Governor Kenneth E. Mapp has proclaimed Thursday, December 1, as World AIDS Day in the United States Virgin Islands and urged all citizens to take part in activities and observances designed to increase awareness and understanding of HIV/AIDS in the community and as a global challenge, to take part in HIV/AIDS prevention activities and programs throughout the territory, and to join the global effort to prevent the further spread of HIV/AIDS.
World AIDS Day is a day to remember those who have been lost to this deadly disease and give compassion and hope to those who live courageously with HIV/AIDS every day.
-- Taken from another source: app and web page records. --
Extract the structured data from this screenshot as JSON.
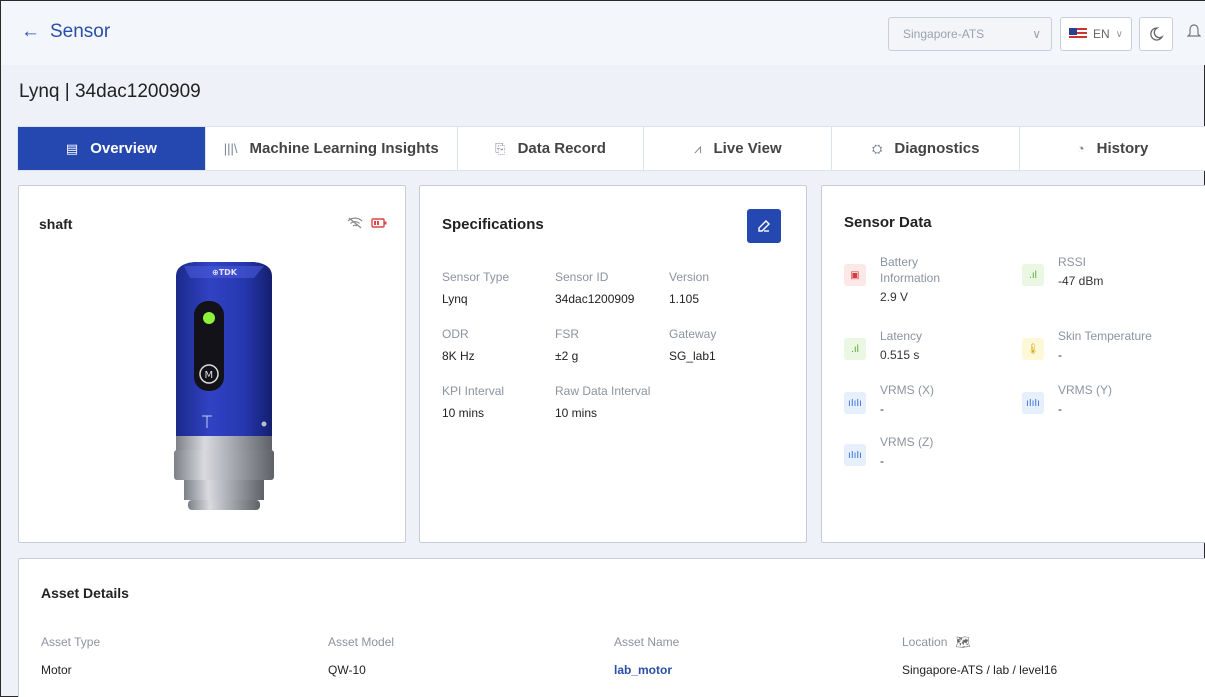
{
  "header": {
    "back_label": "Sensor",
    "region": "Singapore-ATS",
    "language": "EN"
  },
  "page": {
    "title": "Lynq | 34dac1200909"
  },
  "tabs": [
    {
      "label": "Overview",
      "icon": "document-icon",
      "active": true
    },
    {
      "label": "Machine Learning Insights",
      "icon": "books-icon",
      "active": false
    },
    {
      "label": "Data Record",
      "icon": "file-icon",
      "active": false
    },
    {
      "label": "Live View",
      "icon": "chart-icon",
      "active": false
    },
    {
      "label": "Diagnostics",
      "icon": "diagnostics-icon",
      "active": false
    },
    {
      "label": "History",
      "icon": "history-icon",
      "active": false
    }
  ],
  "shaft": {
    "title": "shaft",
    "status_icons": [
      "wifi-off-icon",
      "battery-icon"
    ]
  },
  "specs": {
    "title": "Specifications",
    "items": [
      {
        "label": "Sensor Type",
        "value": "Lynq"
      },
      {
        "label": "Sensor ID",
        "value": "34dac1200909"
      },
      {
        "label": "Version",
        "value": "1.105"
      },
      {
        "label": "ODR",
        "value": "8K Hz"
      },
      {
        "label": "FSR",
        "value": "±2 g"
      },
      {
        "label": "Gateway",
        "value": "SG_lab1"
      },
      {
        "label": "KPI Interval",
        "value": "10 mins"
      },
      {
        "label": "Raw Data Interval",
        "value": "10 mins"
      }
    ]
  },
  "sensor_data": {
    "title": "Sensor Data",
    "items": [
      {
        "label": "Battery Information",
        "value": "2.9 V",
        "icon": "battery-icon"
      },
      {
        "label": "RSSI",
        "value": "-47 dBm",
        "icon": "signal-icon"
      },
      {
        "label": "Latency",
        "value": "0.515 s",
        "icon": "signal-icon"
      },
      {
        "label": "Skin Temperature",
        "value": "-",
        "icon": "thermometer-icon"
      },
      {
        "label": "VRMS (X)",
        "value": "-",
        "icon": "waveform-icon"
      },
      {
        "label": "VRMS (Y)",
        "value": "-",
        "icon": "waveform-icon"
      },
      {
        "label": "VRMS (Z)",
        "value": "-",
        "icon": "waveform-icon"
      }
    ]
  },
  "asset": {
    "title": "Asset Details",
    "columns": [
      {
        "label": "Asset Type",
        "value": "Motor"
      },
      {
        "label": "Asset Model",
        "value": "QW-10"
      },
      {
        "label": "Asset Name",
        "value": "lab_motor"
      },
      {
        "label": "Location",
        "value": "Singapore-ATS / lab / level16"
      }
    ]
  },
  "colors": {
    "accent": "#2547b0",
    "link": "#2a4fa8",
    "battery": "#d83b3b",
    "signal": "#5aa43a",
    "temperature": "#d7a80c",
    "waveform": "#3a6fd6"
  }
}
It is important that we continue to promote HIV/AIDS awareness and prevention in order to help prevent further spread of this disease.
Part of an effective response is to help collaborative partners work together nationally and internationally to prevent the spread of HIV. The goal of the Virgin Islands Department of Health and community-based agencies [is] to increase public awareness about how AIDS is spread. World AIDS Day provides an opportunity to focus local, national and international attention on HIV infection and AIDS, and to disseminate information on how to prevent the spread of HIV. The global epidemic of HIV infection and AIDS requires a worldwide effort to increase communication, education and a united action to stop the spread of HIV/AIDS.
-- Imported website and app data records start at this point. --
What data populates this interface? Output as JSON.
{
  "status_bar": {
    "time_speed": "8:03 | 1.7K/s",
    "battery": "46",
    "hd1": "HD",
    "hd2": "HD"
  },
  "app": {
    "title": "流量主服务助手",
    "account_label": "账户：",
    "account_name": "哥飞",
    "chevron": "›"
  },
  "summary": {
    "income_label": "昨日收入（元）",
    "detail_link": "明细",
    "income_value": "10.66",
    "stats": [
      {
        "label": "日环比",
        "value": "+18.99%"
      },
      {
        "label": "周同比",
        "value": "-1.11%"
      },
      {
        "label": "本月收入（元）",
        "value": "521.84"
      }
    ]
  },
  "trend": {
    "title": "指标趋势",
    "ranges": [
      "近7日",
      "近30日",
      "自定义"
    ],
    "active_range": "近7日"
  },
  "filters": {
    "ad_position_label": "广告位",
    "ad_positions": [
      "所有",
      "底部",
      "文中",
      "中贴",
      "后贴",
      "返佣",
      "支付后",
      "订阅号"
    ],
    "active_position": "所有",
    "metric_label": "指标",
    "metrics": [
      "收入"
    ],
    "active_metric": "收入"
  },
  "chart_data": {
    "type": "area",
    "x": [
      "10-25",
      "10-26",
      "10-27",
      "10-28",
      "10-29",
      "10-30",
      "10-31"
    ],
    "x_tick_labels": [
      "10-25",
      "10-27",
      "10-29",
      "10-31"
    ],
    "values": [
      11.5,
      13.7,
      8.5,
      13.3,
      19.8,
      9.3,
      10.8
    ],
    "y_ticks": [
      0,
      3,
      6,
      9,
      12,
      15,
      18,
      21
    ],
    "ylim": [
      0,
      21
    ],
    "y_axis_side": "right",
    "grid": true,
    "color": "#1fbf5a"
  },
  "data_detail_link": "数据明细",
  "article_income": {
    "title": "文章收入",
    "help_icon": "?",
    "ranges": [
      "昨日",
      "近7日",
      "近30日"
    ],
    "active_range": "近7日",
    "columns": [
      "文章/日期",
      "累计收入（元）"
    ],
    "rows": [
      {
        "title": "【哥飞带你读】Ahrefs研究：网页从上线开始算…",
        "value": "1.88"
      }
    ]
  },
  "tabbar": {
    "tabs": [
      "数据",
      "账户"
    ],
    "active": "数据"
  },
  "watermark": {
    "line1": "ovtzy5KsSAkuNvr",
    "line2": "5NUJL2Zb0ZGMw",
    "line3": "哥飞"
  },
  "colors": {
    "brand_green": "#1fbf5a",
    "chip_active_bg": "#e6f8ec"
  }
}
“The goal of the Virgin Islands Department of Health and community-based agencies funded by the federal government is to increase awareness about how HIV is spread. The Government of the Virgin Islands as well as key policymakers should make every effort to meet the targets they have agreed to in the fight against HIV and AIDS.”
HIV disease continues to be a serious health issue for parts of the world. The HIV epidemic not only affects the health of individuals. It impacts households and communities. In the Virgin Islands, there were 134 new diagnoses of HIV infection reported between 2008 and 2012. At the end of 2012, 576 people are living with HIV in the Virgin Islands. HIV has claimed the lives of 446 Virgin Islands residents since the epidemic began. Because there is no cure for HIV at this time, treatment is a lifelong process.
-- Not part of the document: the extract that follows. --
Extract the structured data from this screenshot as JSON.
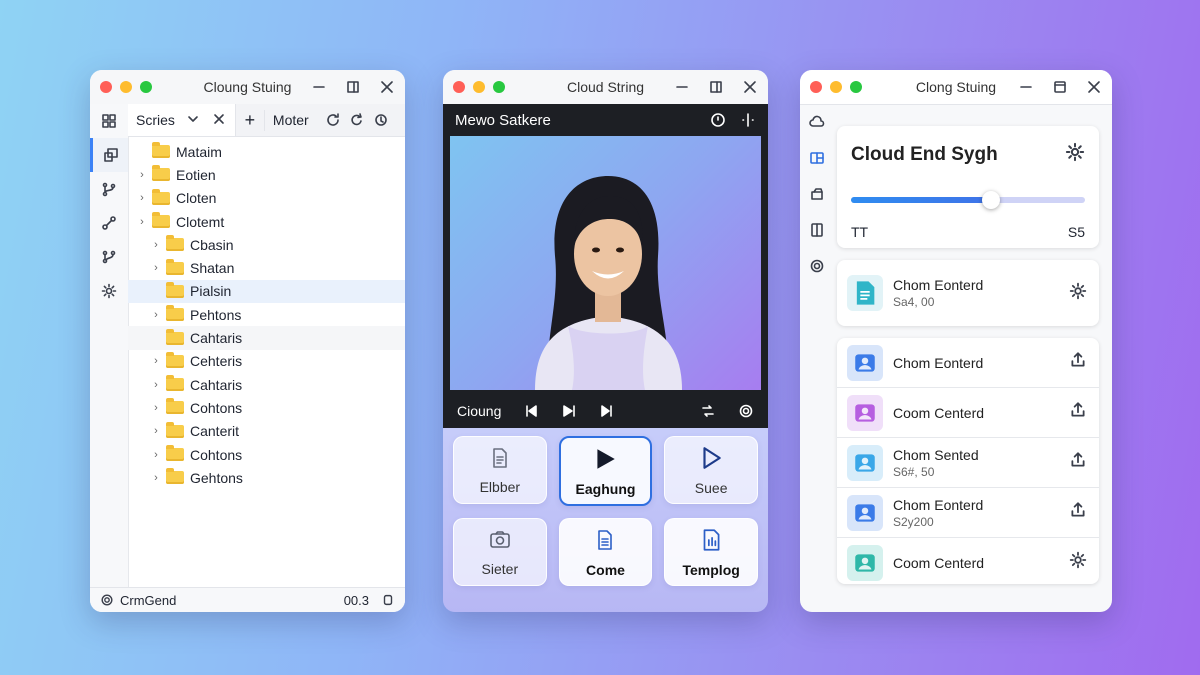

Only 30 percent of the HIV positive population in the Virgin Islands was receiving care in 2012. Lowering the amount of HIV virus in the body with medicines promotes the life span of a person living with HIV infection and greatly reduces the chance of passing the virus on to others. Only 19 percent of the Virgin Islands HIV population achieved viral suppression.
While the statistics are alarming, new medications, scientific advancements, and treatment and prevention efforts give us reason for hope. “Poverty, instability, infidelity, intravenous drug use, co-infection with other STD’s, violence, lack of access to adequate health care and ignorance all contribute to the epidemic. Fear, shame, anger, ignorance and injustice worldwide are currently causing people living with HIV/AIDS unnecessary pain due to the stigma associated with the disease,” said Mapp in the proclamation.